Provided information below:

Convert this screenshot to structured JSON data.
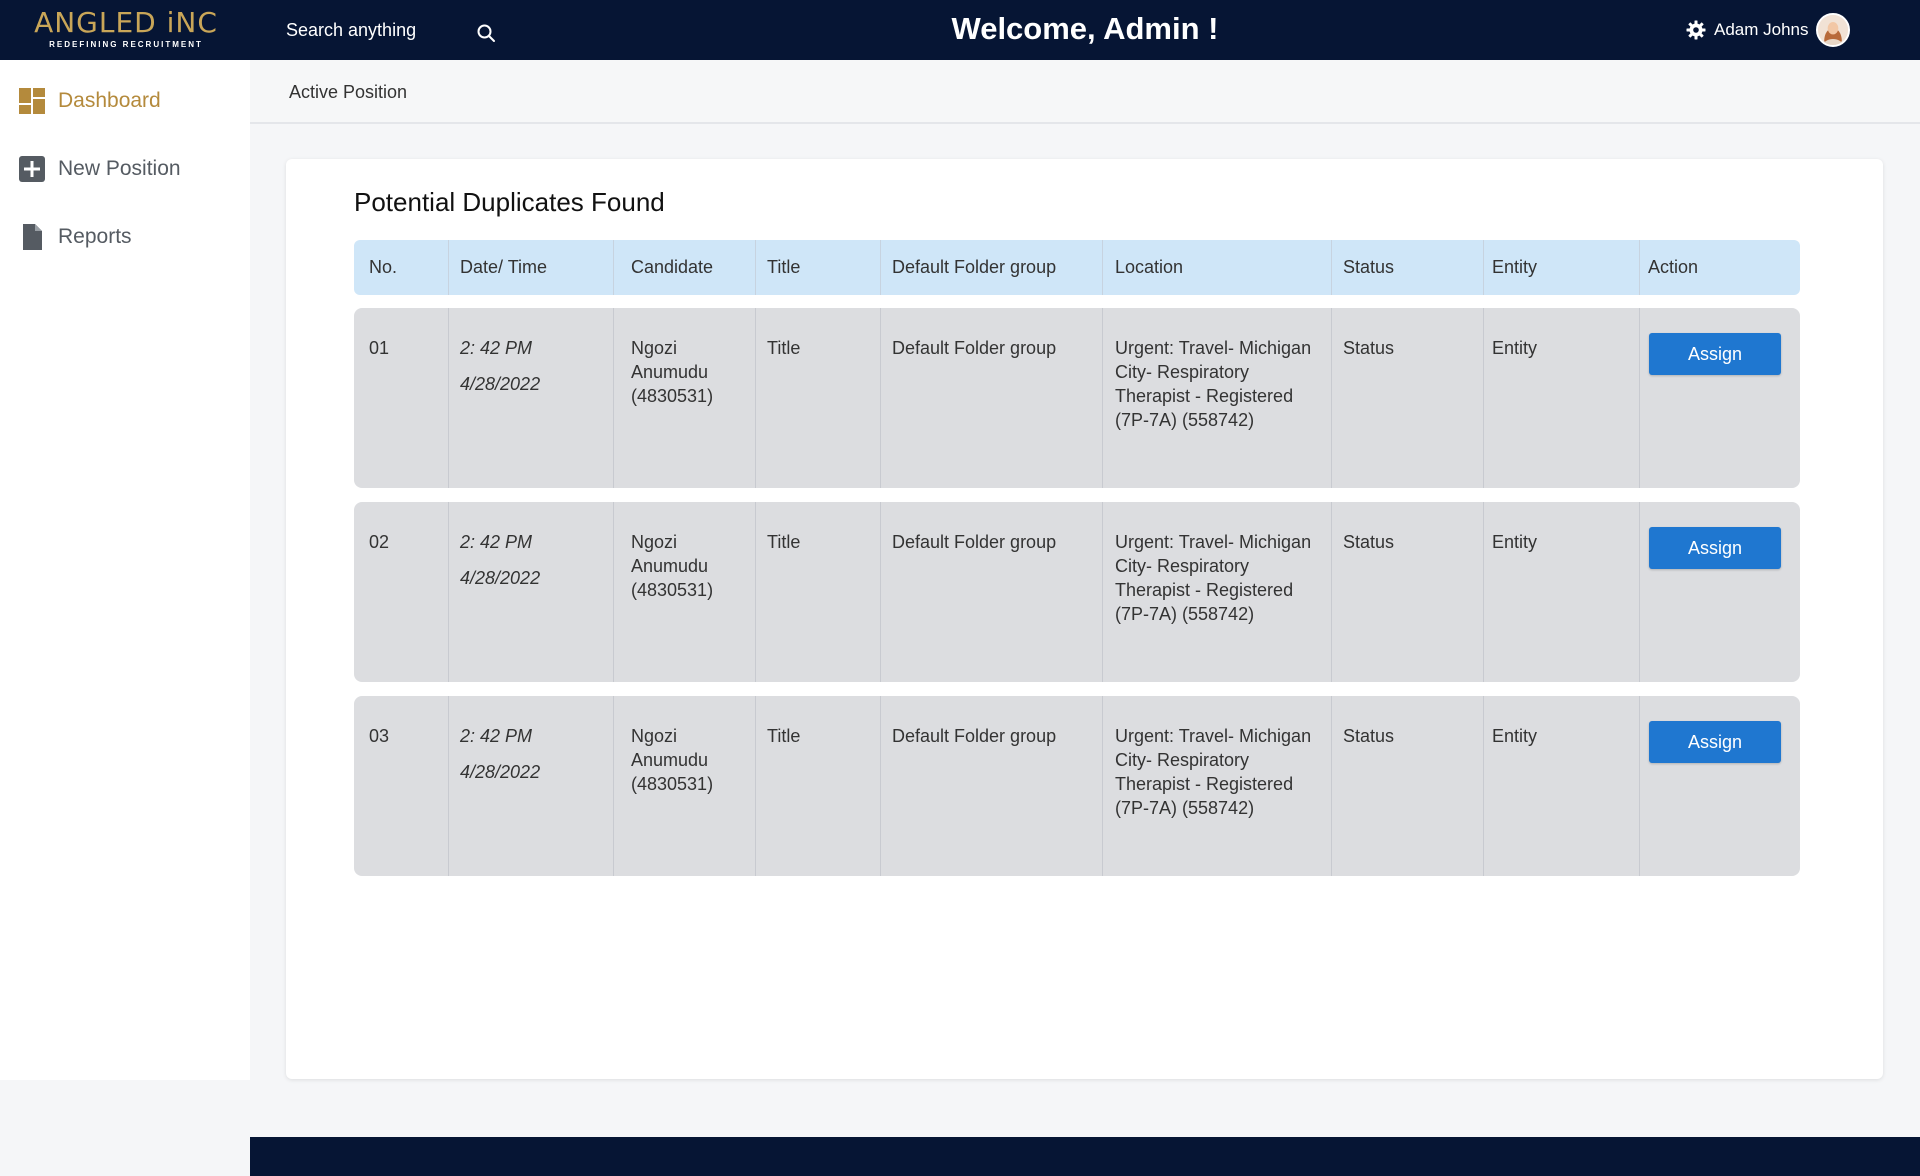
{
  "header": {
    "logo_main": "ANGLED iNC",
    "logo_sub": "REDEFINING RECRUITMENT",
    "search_placeholder": "Search anything",
    "welcome": "Welcome, Admin !",
    "user_name": "Adam Johns",
    "icons": {
      "search": "search-icon",
      "settings": "gear-icon"
    }
  },
  "sidebar": {
    "items": [
      {
        "label": "Dashboard",
        "icon": "dashboard-icon",
        "active": true
      },
      {
        "label": "New Position",
        "icon": "plus-square-icon",
        "active": false
      },
      {
        "label": "Reports",
        "icon": "document-icon",
        "active": false
      }
    ]
  },
  "subheader": {
    "title": "Active Position"
  },
  "card": {
    "title": "Potential Duplicates Found",
    "columns": [
      "No.",
      "Date/ Time",
      "Candidate",
      "Title",
      "Default Folder group",
      "Location",
      "Status",
      "Entity",
      "Action"
    ],
    "rows": [
      {
        "no": "01",
        "time": "2: 42 PM",
        "date": "4/28/2022",
        "candidate_1": "Ngozi",
        "candidate_2": "Anumudu",
        "candidate_3": "(4830531)",
        "title": "Title",
        "folder": "Default Folder group",
        "loc_1": "Urgent: Travel- Michigan",
        "loc_2": "City- Respiratory",
        "loc_3": "Therapist - Registered",
        "loc_4": "(7P-7A) (558742)",
        "status": "Status",
        "entity": "Entity",
        "action": "Assign"
      },
      {
        "no": "02",
        "time": "2: 42 PM",
        "date": "4/28/2022",
        "candidate_1": "Ngozi",
        "candidate_2": "Anumudu",
        "candidate_3": "(4830531)",
        "title": "Title",
        "folder": "Default Folder group",
        "loc_1": "Urgent: Travel- Michigan",
        "loc_2": "City- Respiratory",
        "loc_3": "Therapist - Registered",
        "loc_4": "(7P-7A) (558742)",
        "status": "Status",
        "entity": "Entity",
        "action": "Assign"
      },
      {
        "no": "03",
        "time": "2: 42 PM",
        "date": "4/28/2022",
        "candidate_1": "Ngozi",
        "candidate_2": "Anumudu",
        "candidate_3": "(4830531)",
        "title": "Title",
        "folder": "Default Folder group",
        "loc_1": "Urgent: Travel- Michigan",
        "loc_2": "City- Respiratory",
        "loc_3": "Therapist - Registered",
        "loc_4": "(7P-7A) (558742)",
        "status": "Status",
        "entity": "Entity",
        "action": "Assign"
      }
    ]
  },
  "colors": {
    "topbar": "#061534",
    "accent_gold": "#b48a3c",
    "button_blue": "#1f77d0",
    "table_header": "#cfe6f8",
    "row_bg": "#dcdde0"
  }
}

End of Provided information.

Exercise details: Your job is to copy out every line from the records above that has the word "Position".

Solution to this task:
        "label": "New Position",
    "title": "Active Position"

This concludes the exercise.